Harbor Hill: Portrait of a House
Date: June 2009
Duration: 5 hours 30 minutes
A “palace” ruled by a “queen,” Harbor Hill in Roslyn, Long Island, was commissioned by the beautiful and imperious Katherine Duer Mackay, wife of one of the country’s wealthiest men. Stanford White, the architect, wrote, “with the exception of Biltmore, I do not think there will be an estate equal to it in the country.” The mansion, along with its magnificent furnishings, art, gardens—and the owners’ hubris, striving, and ultimate failure—are the dramatis personae of this saga.
An extravagant product of the desire for social acceptance, Harbor Hill’s story includes elements of farce and tragedy; in a sense it is an American portrait.
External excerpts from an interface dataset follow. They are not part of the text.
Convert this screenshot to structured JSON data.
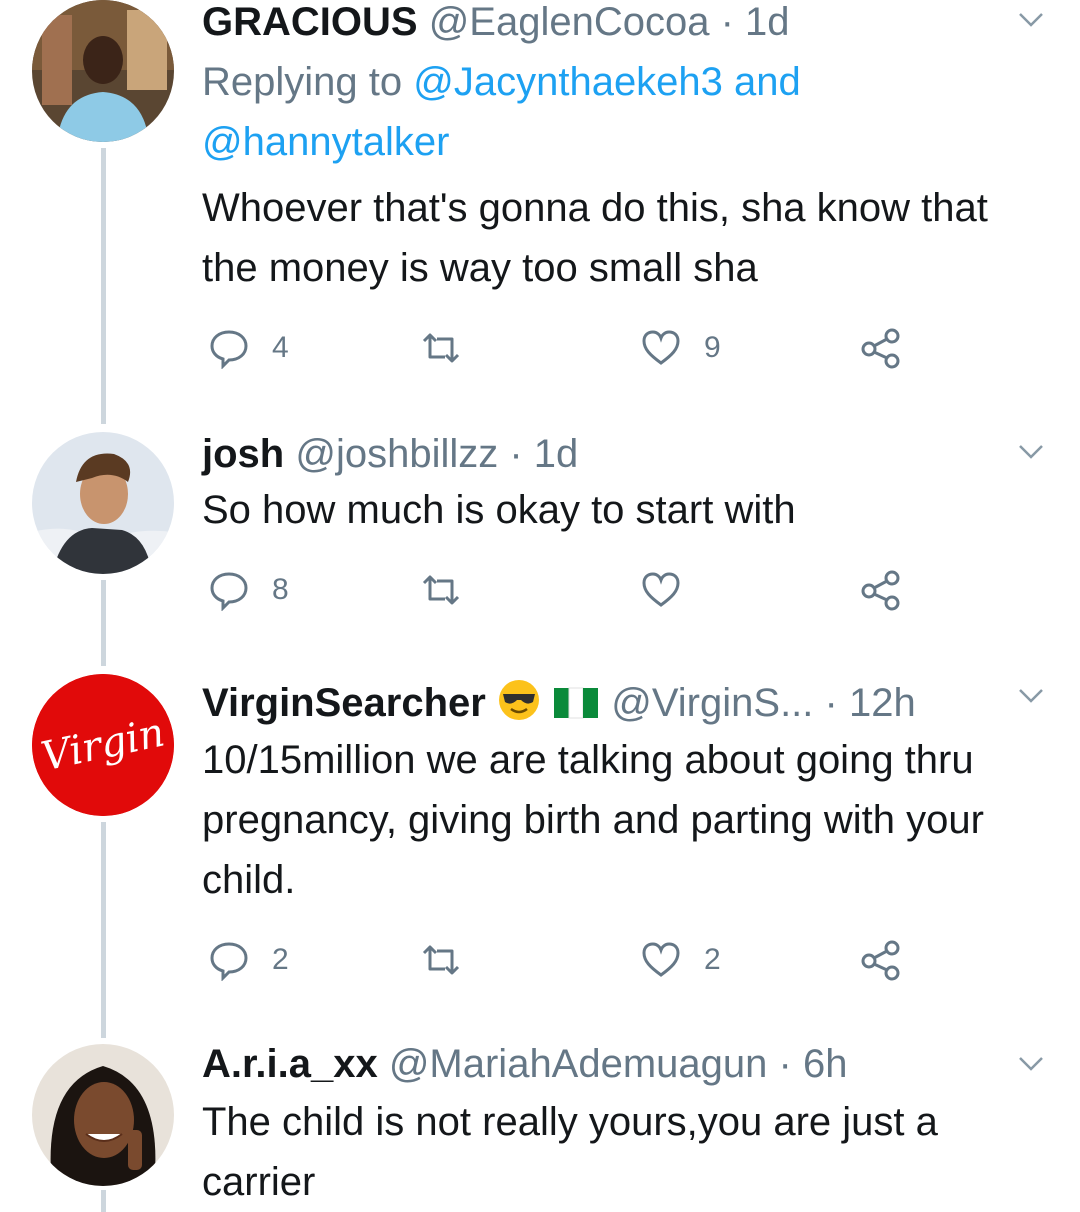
{
  "tweets": [
    {
      "name": "GRACIOUS",
      "handle": "@EaglenCocoa",
      "time": "· 1d",
      "reply_prefix": "Replying to ",
      "reply_user1": "@Jacynthaekeh3",
      "reply_and": "and",
      "reply_user2": "@hannytalker",
      "body": "Whoever that's gonna do this, sha know that the money is way too small sha",
      "replies": "4",
      "likes": "9"
    },
    {
      "name": "josh",
      "handle": "@joshbillzz",
      "time": "· 1d",
      "body": "So how much is okay to start with",
      "replies": "8"
    },
    {
      "name": "VirginSearcher",
      "handle": "@VirginS...",
      "time": "· 12h",
      "avatar_logo": "Virgin",
      "body": "10/15million we are talking about going thru pregnancy, giving birth and parting with your child.",
      "replies": "2",
      "likes": "2"
    },
    {
      "name": "A.r.i.a_xx",
      "handle": "@MariahAdemuagun",
      "time": "· 6h",
      "body": "The child is not really yours,you are just a carrier"
    }
  ],
  "icons": {
    "reply": "reply-icon",
    "retweet": "retweet-icon",
    "like": "heart-icon",
    "share": "share-icon",
    "more": "chevron-down-icon"
  },
  "colors": {
    "text": "#14171a",
    "secondary": "#657786",
    "link": "#1da1f2",
    "thread_line": "#cdd6dd",
    "virgin_red": "#e10a0a"
  }
}
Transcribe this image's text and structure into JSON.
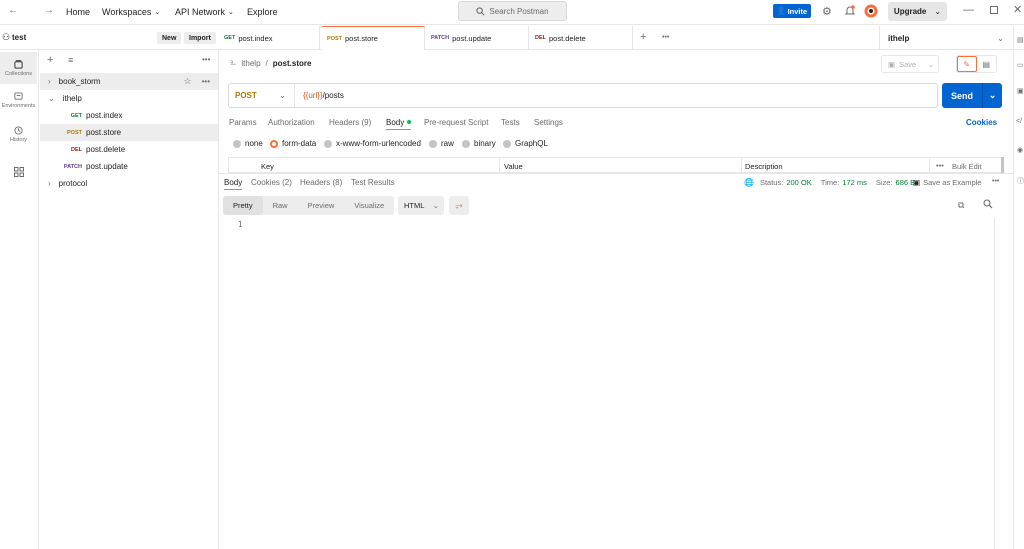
{
  "topbar": {
    "nav": [
      "Home",
      "Workspaces",
      "API Network",
      "Explore"
    ],
    "search_placeholder": "Search Postman",
    "invite": "Invite",
    "upgrade": "Upgrade"
  },
  "workspace": {
    "name": "test",
    "new": "New",
    "import": "Import"
  },
  "rail": [
    "Collections",
    "Environments",
    "History"
  ],
  "tree": {
    "c1": "book_storm",
    "c2": "ithelp",
    "c3": "protocol",
    "items": [
      {
        "method": "GET",
        "name": "post.index"
      },
      {
        "method": "POST",
        "name": "post.store"
      },
      {
        "method": "DEL",
        "name": "post.delete"
      },
      {
        "method": "PATCH",
        "name": "post.update"
      }
    ]
  },
  "tabs": [
    {
      "method": "GET",
      "name": "post.index"
    },
    {
      "method": "POST",
      "name": "post.store"
    },
    {
      "method": "PATCH",
      "name": "post.update"
    },
    {
      "method": "DEL",
      "name": "post.delete"
    }
  ],
  "env": "ithelp",
  "request": {
    "collection": "ithelp",
    "sep": "/",
    "name": "post.store",
    "save": "Save",
    "method": "POST",
    "url_var": "{{url}}",
    "url_path": "/posts",
    "send": "Send",
    "cookies": "Cookies",
    "tabs": [
      "Params",
      "Authorization",
      "Headers (9)",
      "Body",
      "Pre-request Script",
      "Tests",
      "Settings"
    ],
    "body_types": [
      "none",
      "form-data",
      "x-www-form-urlencoded",
      "raw",
      "binary",
      "GraphQL"
    ],
    "kv_headers": {
      "key": "Key",
      "value": "Value",
      "desc": "Description",
      "bulk": "Bulk Edit",
      "more": "•••"
    }
  },
  "response": {
    "tabs": [
      "Body",
      "Cookies (2)",
      "Headers (8)",
      "Test Results"
    ],
    "status_label": "Status:",
    "status": "200 OK",
    "time_label": "Time:",
    "time": "172 ms",
    "size_label": "Size:",
    "size": "686 B",
    "save_example": "Save as Example",
    "views": [
      "Pretty",
      "Raw",
      "Preview",
      "Visualize"
    ],
    "format": "HTML",
    "line": "1"
  },
  "colors": {
    "accent": "#ff6c37",
    "primary": "#0265d2",
    "get": "#007f31",
    "post": "#ad7a03",
    "del": "#8e1a10",
    "patch": "#623497"
  }
}
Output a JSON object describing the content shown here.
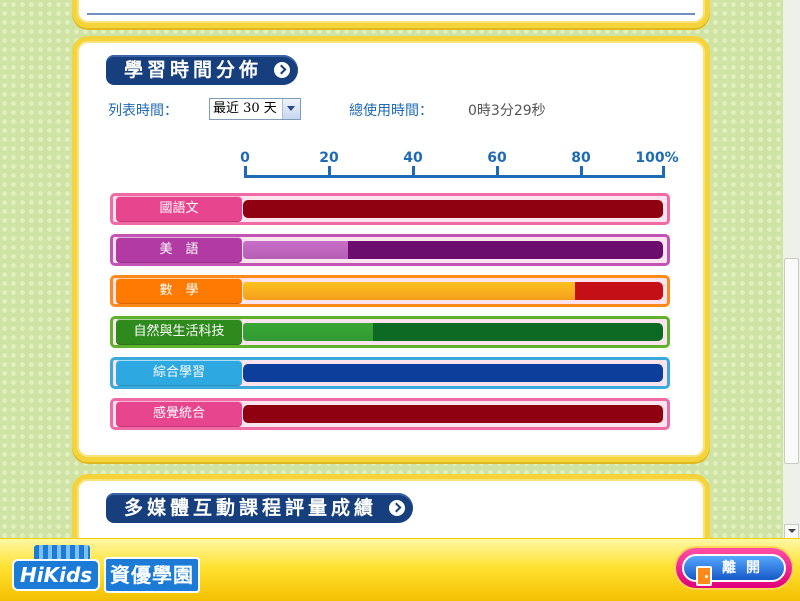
{
  "section1": {
    "title": "學習時間分佈"
  },
  "filter": {
    "period_label": "列表時間：",
    "period_selected": "最近 30 天",
    "total_label": "總使用時間：",
    "total_value": "0時3分29秒"
  },
  "chart_data": {
    "type": "bar",
    "orientation": "horizontal",
    "scale_labels": [
      "0",
      "20",
      "40",
      "60",
      "80",
      "100%"
    ],
    "xlim": [
      0,
      100
    ],
    "categories": [
      "國語文",
      "美　語",
      "數　學",
      "自然與生活科技",
      "綜合學習",
      "感覺統合"
    ],
    "values": [
      0,
      25,
      79,
      31,
      0,
      0
    ],
    "colors": {
      "國語文": {
        "border": "#f06aa6",
        "label": "#e8458f",
        "track": "#8f0010",
        "fill": "#b00020"
      },
      "美　語": {
        "border": "#c254b5",
        "label": "#b23aa3",
        "track": "#6a0d6e",
        "fill": "#c870c8"
      },
      "數　學": {
        "border": "#ff8a1c",
        "label": "#ff7a00",
        "track": "#c40f16",
        "fill": "#ffc21f"
      },
      "自然與生活科技": {
        "border": "#5fb22c",
        "label": "#2f8a1e",
        "track": "#0d6a24",
        "fill": "#3aa635"
      },
      "綜合學習": {
        "border": "#3aa9dc",
        "label": "#2ea8e0",
        "track": "#0c3f9c",
        "fill": "#1f5ac8"
      },
      "感覺統合": {
        "border": "#f06aa6",
        "label": "#e8458f",
        "track": "#8f0010",
        "fill": "#b00020"
      }
    }
  },
  "section2": {
    "title": "多媒體互動課程評量成績"
  },
  "footer": {
    "logo_hikids": "HiKids",
    "logo_name": "資優學園",
    "exit_label": "離開"
  }
}
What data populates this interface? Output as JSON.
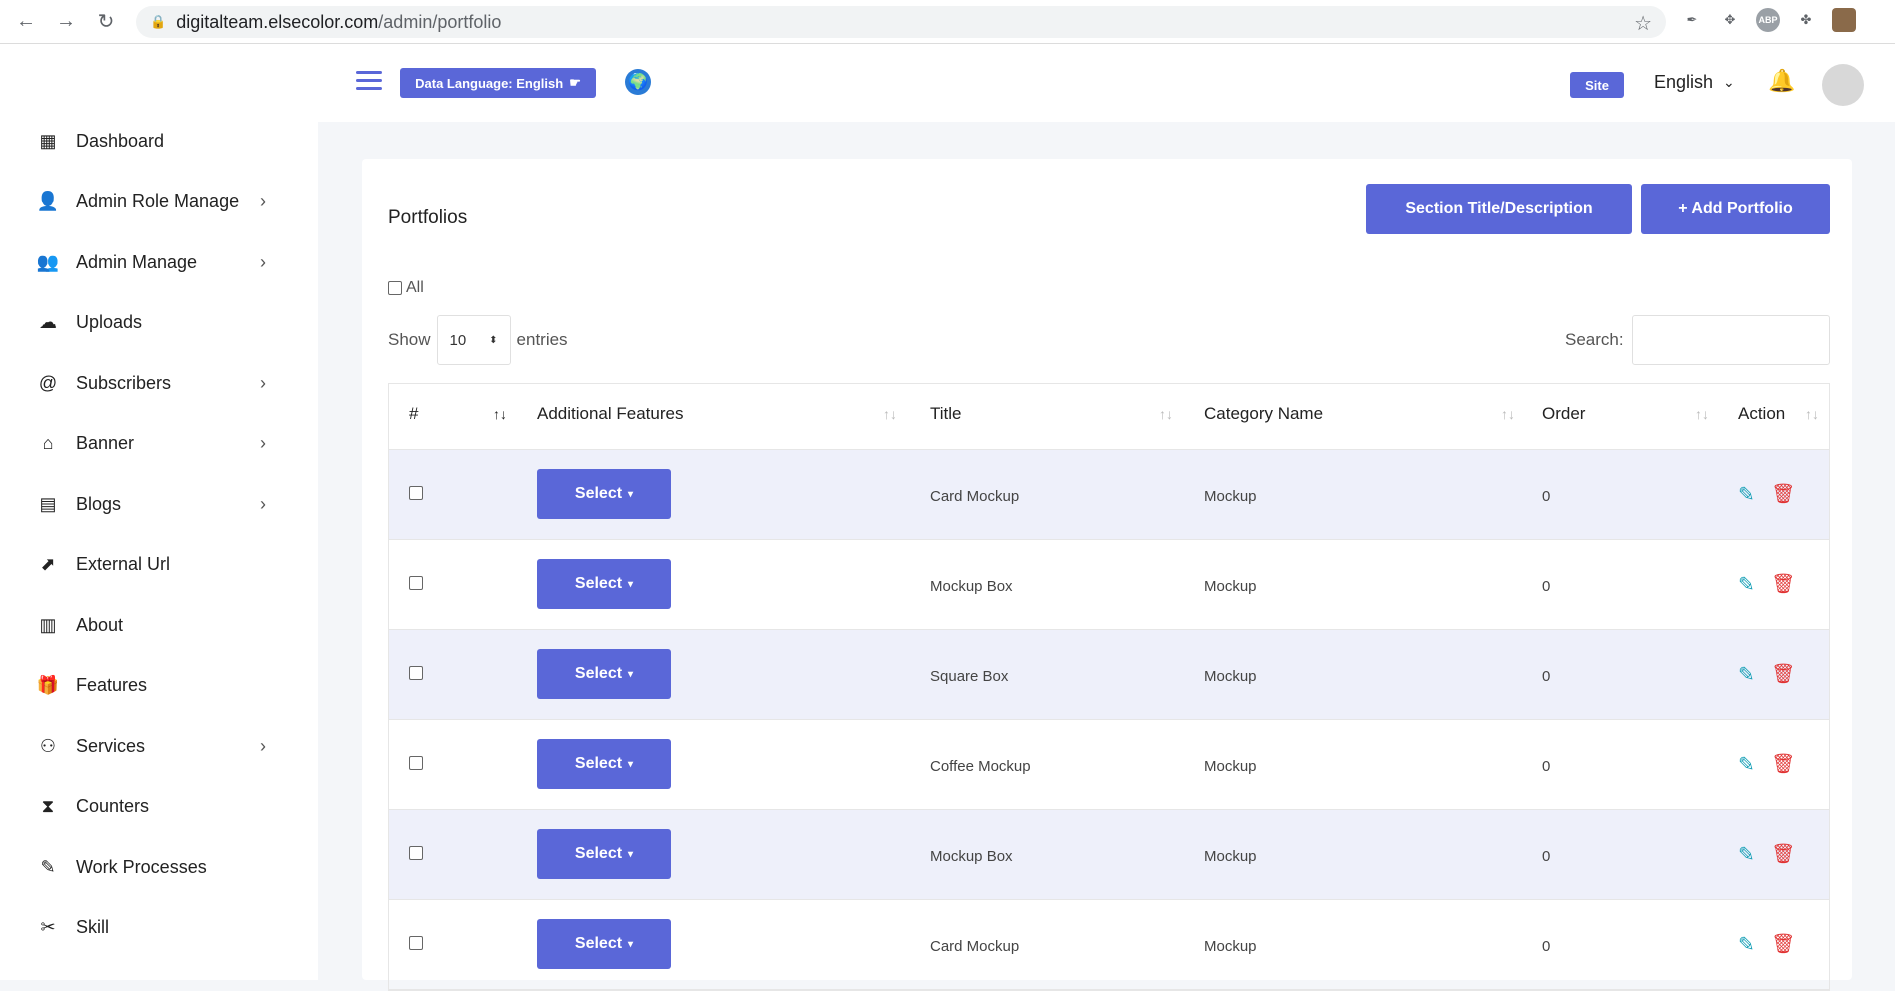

The portrait encompasses western mining, old versus new wealth, religious differences over the building of a church, and art collecting, as well as the many people involved, from the architects, builders, and workers to the servants and staff who ran the house and gardens.